A person walks through heavy snow in downtown Rochester, Minn., on Dec. 1, 2018. (Andrew Link/The Rochester Post-Bulletin via AP)

Winter seemed to start earlier than normal this year, and from the Mountain West to the Mid-Atlantic, Americans have already faced multiple snow and ice threats.

Social media has become the dominant platform for tracking winter storms but, to put it gently, all of the information flowing through the torrent of online streams isn’t always credible.

To help you navigate what’s reliable, trustworthy information, here are seven things you should know:

1) Be skeptical of storm threats advertised more than a week out

On social media, some forecasters take pride in being the first to talk up the possibility of a snowstorm at long ranges, sometimes even 10 days to two weeks into the future.

The limit of how far out we can reasonably predict weather systems is around seven to nine days. Occasionally, we can identify patterns favorable for snow up to two weeks or so in advance, but it’s rare.

While there can be value in communicating the possibility of an upcoming stormy period in very broad strokes one to two weeks ahead of time, it’s also true that many long-range threats fail to materialize.

Anytime you hear about a winter storm threat more than a week into the future, treat it with a healthy dose of skepticism.

2) Ignore the noise. There is such a thing as too much information

Social media feeds that post every run of every model aren’t doing their audience a great service. Models are very jumpy more than a few days into the future, sometimes alternating from one extreme solution to the next. A slow and steady approach to sharing model information, focused on the tendency of forecasts and what models agree and disagree on, is better.

3) Reliable snow amount forecasts generally cannot be made more than two or three days into the future

Sometimes we’ll have a good idea a storm is coming a week ahead of time, but snow amounts are very hard to predict, even within 24 to 48 hours of a storm. They can vary by large amounts over small distances and two to three degrees can be the difference between a lot of snow and bare ground. A small change in the storm’s track can also greatly alter amounts.

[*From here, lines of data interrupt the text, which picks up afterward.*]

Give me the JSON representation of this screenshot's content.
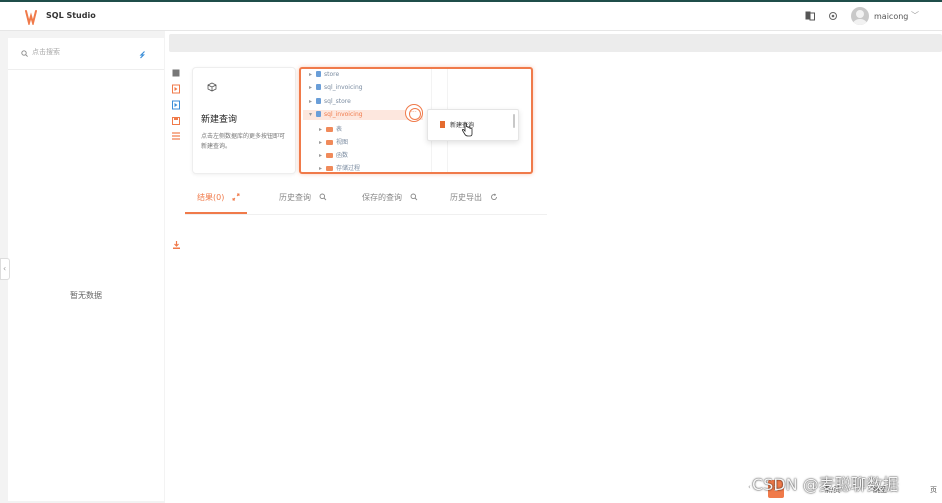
{
  "app": {
    "title": "SQL Studio",
    "brand_color": "#f07a4a"
  },
  "header": {
    "username": "maicong",
    "icons": [
      "translate-icon",
      "settings-icon"
    ]
  },
  "sidebar": {
    "search_placeholder": "点击搜索",
    "empty_text": "暂无数据"
  },
  "card": {
    "title": "新建查询",
    "description": "点击左侧数据库的更多按钮即可新建查询。"
  },
  "demo": {
    "tree": [
      {
        "label": "store",
        "type": "db"
      },
      {
        "label": "sql_invoicing",
        "type": "db"
      },
      {
        "label": "sql_store",
        "type": "db"
      },
      {
        "label": "sql_invoicing",
        "type": "db",
        "highlighted": true
      },
      {
        "label": "表",
        "type": "folder"
      },
      {
        "label": "视图",
        "type": "folder"
      },
      {
        "label": "函数",
        "type": "folder"
      },
      {
        "label": "存储过程",
        "type": "folder"
      }
    ],
    "context_menu_item": "新建查询",
    "more_dots": "···"
  },
  "tabs": [
    {
      "label": "结果(0)",
      "icon": "expand-icon",
      "active": true
    },
    {
      "label": "历史查询",
      "icon": "search-icon"
    },
    {
      "label": "保存的查询",
      "icon": "search-icon"
    },
    {
      "label": "历史导出",
      "icon": "refresh-icon"
    }
  ],
  "pager": {
    "prev": "‹",
    "current": "1",
    "text1": "条/页",
    "text2": "跳至",
    "page_suffix": "页"
  },
  "watermark": "CSDN @麦聪聊数据"
}
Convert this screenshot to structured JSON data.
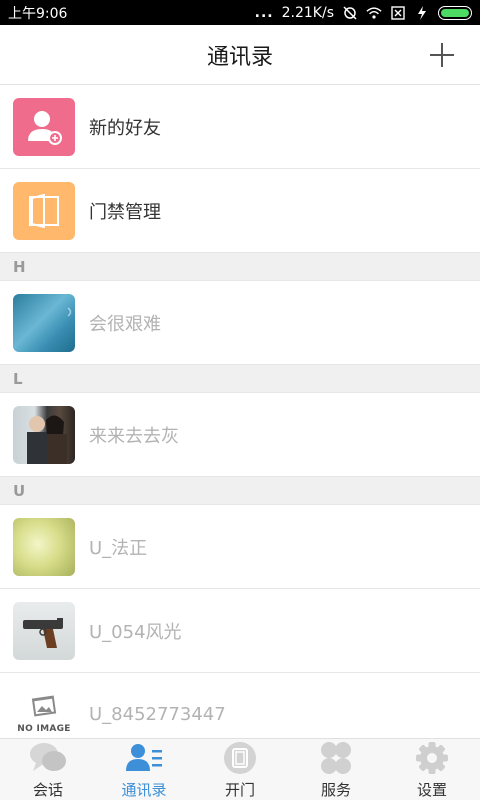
{
  "status_bar": {
    "time": "上午9:06",
    "dots": "...",
    "speed": "2.21K/s"
  },
  "header": {
    "title": "通讯录"
  },
  "list": {
    "fixed": [
      {
        "label": "新的好友",
        "icon": "add-friend-icon"
      },
      {
        "label": "门禁管理",
        "icon": "door-icon"
      }
    ],
    "sections": [
      {
        "letter": "H",
        "contacts": [
          {
            "name": "会很艰难"
          }
        ]
      },
      {
        "letter": "L",
        "contacts": [
          {
            "name": "来来去去灰"
          }
        ]
      },
      {
        "letter": "U",
        "contacts": [
          {
            "name": "U_法正"
          },
          {
            "name": "U_054风光"
          },
          {
            "name": "U_8452773447"
          }
        ]
      }
    ],
    "no_image_text": "NO IMAGE"
  },
  "bottom_nav": {
    "items": [
      {
        "label": "会话",
        "icon": "chat-icon"
      },
      {
        "label": "通讯录",
        "icon": "contacts-icon",
        "active": true
      },
      {
        "label": "开门",
        "icon": "open-door-icon"
      },
      {
        "label": "服务",
        "icon": "services-icon"
      },
      {
        "label": "设置",
        "icon": "settings-icon"
      }
    ]
  },
  "colors": {
    "accent": "#3d8fd8",
    "new_friend_bg": "#f06c8c",
    "door_bg": "#ffb86c",
    "battery": "#4cd964"
  }
}
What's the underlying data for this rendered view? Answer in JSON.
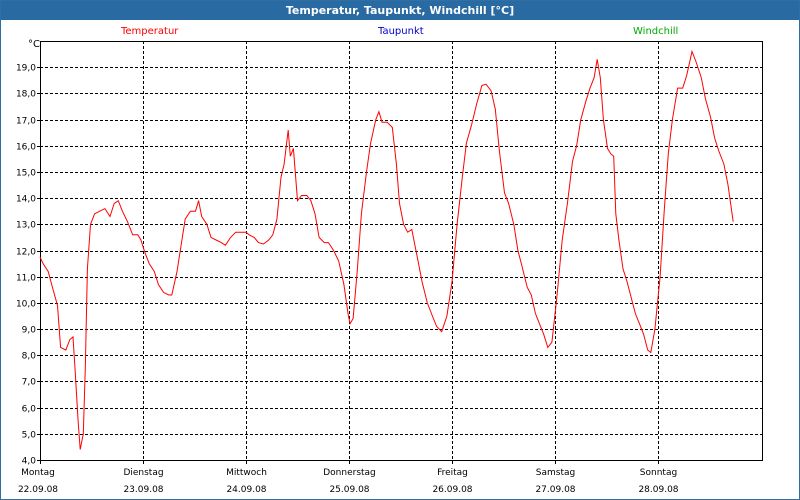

The maps generated by computer models simply do not offer a reasonably accurate snowfall forecast more than a few days into the future in most cases. If someone posts one of these maps, the farther into the future it is, the more skeptically you should view it. If it’s a map for a storm more than three days into the future, don’t bother sharing it.

These maps offer little of value and are frequently misleading. Weather providers can communicate the risk of possible storminess several days into the future without resorting to these clickbait maps.

3) Your mobile app snowfall forecast more than three days into the future is likely wrong

Many mobile apps try to spit out predicted snowfall amounts at times ranges into the future it’s just not possible to do so accurately, as just explained. Furthermore, they are mostly computer-generated (a few have manual override) so they lack human input and experience which is critical for snow forecasts.

Importantly, they do not communicate uncertainty in the storm track or take into account how deviations could increase or decrease snow amounts.

4) Human-drawn snowfall maps are generally better than computer model snowfall maps

Even once we’re within two or three days of a storm, snowfall maps prepared by hand will generally be superior to those created by a computer model.

Meteorologists who prepare their own snow maps correct for model biases and wrong assumptions (like an inch of rain always equates to 10 inches of snow) and blend the best models together. Plus, they impart their own local knowledge of how snow is most likely play out in the region they serve.

5) Seek information beyond snow amounts

Some forecasters place disproportionate attention on how much snow will fall but there is so much more to the impact of a winter storm than its snow amount. For most storms, there is little difference between five inches and eight inches in terms of how it affects you.

Follow social media feeds that also provide information about the storm timing, when precipitation will be heaviest, what temperatures will be like, when and where frozen precipitation will stick to pavement, and so forth.

6) Disregard social media amounts you don’t recognize

If you’ve never heard of a source sending out a weather message that seems extreme or questionable, disregard it and/or check information sources you trust for a second opinion before sharing. Signs that the source may not be a credible source of information include:

  • It’s full of spelling/grammatical errors;
  • Updates are infrequent, erratic;
  • It includes hyperbolic or sensational language as well as requests to “please share”;
  • No one else you know is following it.

7) Read this fantastic list “10 Things Everyone Should Know About Winter Weather Forecasts” from Rick Smith, warning coordination meteorologist, at the National Weather Service forecast office in Norman, Okla.

(Rick Smith)